(Records contained in a dataset)
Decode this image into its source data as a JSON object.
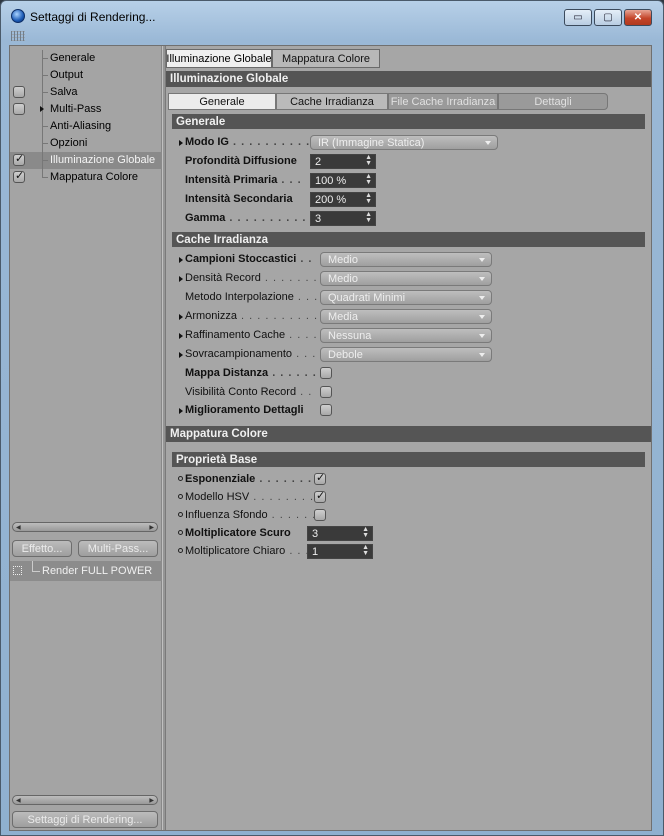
{
  "window": {
    "title": "Settaggi di Rendering...",
    "buttons": {
      "minimize": "▭",
      "maximize": "▢",
      "close": "✕"
    }
  },
  "sidebar": {
    "items": [
      {
        "label": "Generale",
        "checkbox": false
      },
      {
        "label": "Output",
        "checkbox": false
      },
      {
        "label": "Salva",
        "checkbox": true,
        "checked": false
      },
      {
        "label": "Multi-Pass",
        "checkbox": true,
        "checked": false,
        "expander": true
      },
      {
        "label": "Anti-Aliasing",
        "checkbox": false
      },
      {
        "label": "Opzioni",
        "checkbox": false
      },
      {
        "label": "Illuminazione Globale",
        "checkbox": true,
        "checked": true,
        "selected": true
      },
      {
        "label": "Mappatura Colore",
        "checkbox": true,
        "checked": true
      }
    ],
    "effect_button": "Effetto...",
    "multipass_button": "Multi-Pass...",
    "render_setting": "Render FULL POWER",
    "settings_button": "Settaggi di Rendering..."
  },
  "main": {
    "tabs": [
      "Illuminazione Globale",
      "Mappatura Colore"
    ],
    "gi_section": "Illuminazione Globale",
    "subtabs": [
      "Generale",
      "Cache Irradianza",
      "File Cache Irradianza",
      "Dettagli"
    ],
    "generale": {
      "header": "Generale",
      "modo_ig": {
        "label": "Modo IG",
        "value": "IR (Immagine Statica)"
      },
      "profondita": {
        "label": "Profondità Diffusione",
        "value": "2"
      },
      "intensita_primaria": {
        "label": "Intensità Primaria",
        "value": "100 %"
      },
      "intensita_secondaria": {
        "label": "Intensità Secondaria",
        "value": "200 %"
      },
      "gamma": {
        "label": "Gamma",
        "value": "3"
      }
    },
    "cache": {
      "header": "Cache Irradianza",
      "campioni": {
        "label": "Campioni Stoccastici",
        "value": "Medio"
      },
      "densita": {
        "label": "Densità Record",
        "value": "Medio"
      },
      "metodo": {
        "label": "Metodo Interpolazione",
        "value": "Quadrati Minimi"
      },
      "armonizza": {
        "label": "Armonizza",
        "value": "Media"
      },
      "raffinamento": {
        "label": "Raffinamento Cache",
        "value": "Nessuna"
      },
      "sovracamp": {
        "label": "Sovracampionamento",
        "value": "Debole"
      },
      "mappa_distanza": {
        "label": "Mappa Distanza",
        "checked": false
      },
      "visibilita": {
        "label": "Visibilità Conto Record",
        "checked": false
      },
      "miglioramento": {
        "label": "Miglioramento Dettagli",
        "checked": false
      }
    },
    "mapping_section": "Mappatura Colore",
    "proprieta": {
      "header": "Proprietà Base",
      "esponenziale": {
        "label": "Esponenziale",
        "checked": true
      },
      "hsv": {
        "label": "Modello HSV",
        "checked": true
      },
      "sfondo": {
        "label": "Influenza Sfondo",
        "checked": false
      },
      "scuro": {
        "label": "Moltiplicatore Scuro",
        "value": "3"
      },
      "chiaro": {
        "label": "Moltiplicatore Chiaro",
        "value": "1"
      }
    }
  },
  "colors": {
    "panel": "#a6a6a6",
    "section_header": "#555555",
    "selected": "#8a8a8a",
    "field_dark": "#3a3a3a"
  }
}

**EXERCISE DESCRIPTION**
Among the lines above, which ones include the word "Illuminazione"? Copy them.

**OUTPUT FOR THIS TASK**
        "label": "Illuminazione Globale",
      "Illuminazione Globale",
    "gi_section": "Illuminazione Globale",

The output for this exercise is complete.